Nitride, carbide and carbonitride coatings based on the Al—Cr system can provide excellent protection against oxidation, this is due in large to the high corrosion resistance of chromium which combined with aluminum can form thin protective aluminum oxide thin surface layers that form a strong protecting layer against oxidation and diffusion of oxygen into the coating. In comparison to the nitrides, carbides and carbonitrides based on the Ti—Al system, AlCrX (X=N, C, CN) type coatings cannot form porous rutile-type titanium oxide layers instead both chromium and aluminum form stable oxides even at high temperatures. Although both alumina and chromia surface layers can provide an enhance protection to the coating and subsequently to the tool, alumina is the most desirable of the two as it can better work as a barrier against diffusion and have a lower coefficient of friction during machining providing an increased durability.

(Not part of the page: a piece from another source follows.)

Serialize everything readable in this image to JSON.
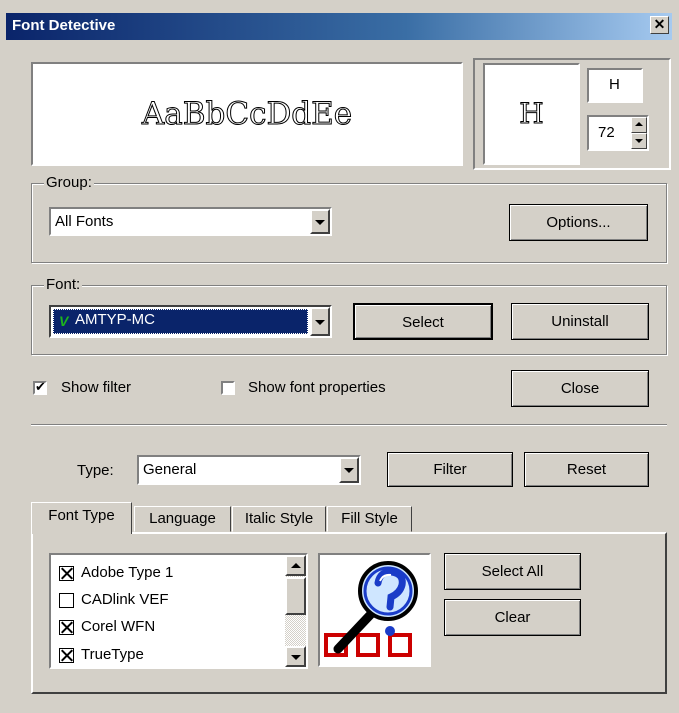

On the other hand, crystalline binary transition metal nitrides, carbides and carbonitrides have in general less desirable mechanical and physical properties than the metastable systems containing aluminum, as they provide less protection against oxidation and diffusion wear and they have a higher thermal conductivity. The breakthrough coating design proposed in this invention lies on the concept of a buried layer with high thermal conductance layer located near the surface which provides the necessary conditions for the formation of an alumina surface layer due to the diffusion blockage of other metallic elements form the main layer and which can increase heat and thermal conductivity in the coating/chip interface but maintaining the thermal protection to the tool. The supporting layer must be hard and stable at high temperatures to provide support to the forming oxide layers but with the possibility to raise the near surface temperatures to form adequate surface oxides.

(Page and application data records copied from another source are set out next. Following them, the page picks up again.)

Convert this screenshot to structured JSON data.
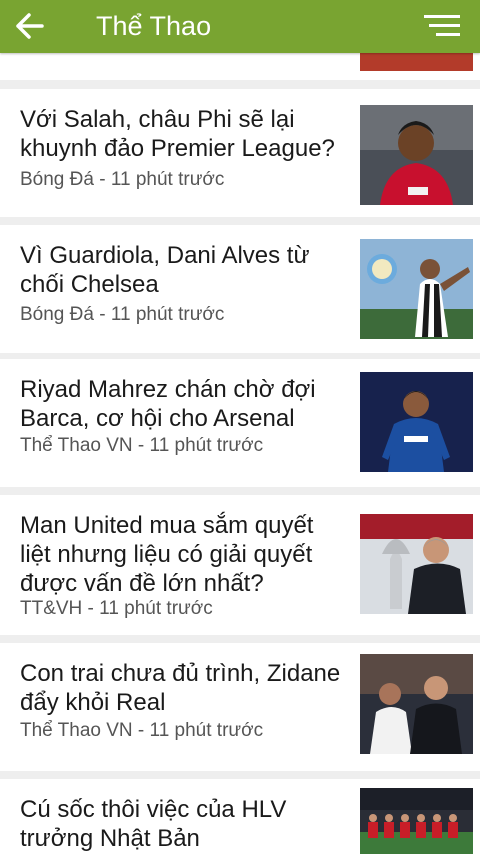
{
  "app_bar": {
    "title": "Thể Thao",
    "back_icon": "arrow-left-icon",
    "menu_icon": "sort-menu-icon",
    "color": "#79a431"
  },
  "articles": [
    {
      "title": "Với Salah, châu Phi sẽ lại khuynh đảo Premier League?",
      "source": "Bóng Đá",
      "time": "11 phút trước",
      "meta": "Bóng Đá - 11 phút trước"
    },
    {
      "title": "Vì Guardiola, Dani Alves từ chối Chelsea",
      "source": "Bóng Đá",
      "time": "11 phút trước",
      "meta": "Bóng Đá - 11 phút trước"
    },
    {
      "title": "Riyad Mahrez chán chờ đợi Barca, cơ hội cho Arsenal",
      "source": "Thể Thao VN",
      "time": "11 phút trước",
      "meta": "Thể Thao VN - 11 phút trước"
    },
    {
      "title": "Man United mua sắm quyết liệt nhưng liệu có giải quyết được vấn đề lớn nhất?",
      "source": "TT&VH",
      "time": "11 phút trước",
      "meta": "TT&VH - 11 phút trước"
    },
    {
      "title": "Con trai chưa đủ trình, Zidane đẩy khỏi Real",
      "source": "Thể Thao VN",
      "time": "11 phút trước",
      "meta": "Thể Thao VN - 11 phút trước"
    },
    {
      "title": "Cú sốc thôi việc của HLV trưởng Nhật Bản",
      "source": "",
      "time": "",
      "meta": ""
    }
  ]
}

On the other hand, the buried layer would normally have a higher thermal conductivity than the outer and third (main) layers The table above provides an overview of diffusion barrier properties and thermal conductivity for common coating materials. The higher thermal conductivity of the buried layer with respect to the outer and main layer promotes an improve longitudinal heat flow towards the chip near the surface, while the transversal heat flow into the tool is thereby reduced due to the lower thermal conductivity of the third main coating layer. The result is a protective coating system for mechanical components and cutting tools with a reduced abrasive, diffusion and oxidational wear properties.

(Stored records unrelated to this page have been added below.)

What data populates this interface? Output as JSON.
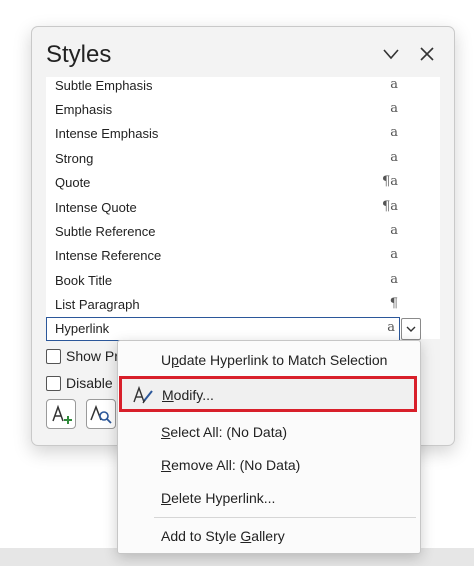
{
  "pane": {
    "title": "Styles",
    "styles": [
      {
        "name": "Subtle Emphasis",
        "mark": "a"
      },
      {
        "name": "Emphasis",
        "mark": "a"
      },
      {
        "name": "Intense Emphasis",
        "mark": "a"
      },
      {
        "name": "Strong",
        "mark": "a"
      },
      {
        "name": "Quote",
        "mark": "¶a"
      },
      {
        "name": "Intense Quote",
        "mark": "¶a"
      },
      {
        "name": "Subtle Reference",
        "mark": "a"
      },
      {
        "name": "Intense Reference",
        "mark": "a"
      },
      {
        "name": "Book Title",
        "mark": "a"
      },
      {
        "name": "List Paragraph",
        "mark": "¶"
      }
    ],
    "selected_style": {
      "name": "Hyperlink",
      "mark": "a"
    },
    "show_preview_label": "Show Pr",
    "disable_label": "Disable"
  },
  "context_menu": {
    "update": {
      "pre": "U",
      "ul": "p",
      "post": "date Hyperlink to Match Selection"
    },
    "modify": {
      "pre": "",
      "ul": "M",
      "post": "odify..."
    },
    "select_all": {
      "pre": "",
      "ul": "S",
      "post": "elect All: (No Data)"
    },
    "remove_all": {
      "pre": "",
      "ul": "R",
      "post": "emove All: (No Data)"
    },
    "delete": {
      "pre": "",
      "ul": "D",
      "post": "elete Hyperlink..."
    },
    "add_gallery": {
      "pre": "Add to Style ",
      "ul": "G",
      "post": "allery"
    }
  },
  "colors": {
    "highlight_border": "#d81f2a",
    "selected_border": "#2b579a",
    "new_style_plus": "#2f8a3a",
    "inspector_accent": "#2b579a"
  }
}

Example 1 shows an increased tool lifetime of new optimized triplex coating in comparison to standard TiCN, TiAlN, AlCrN monolayers and TiAlN/TiN multilayers.
Example 2 shows a tool lifetime of 93 m for both new optimized triplex coatings. The closest state of the art layer AlTiN only had a lifetime of 83 m.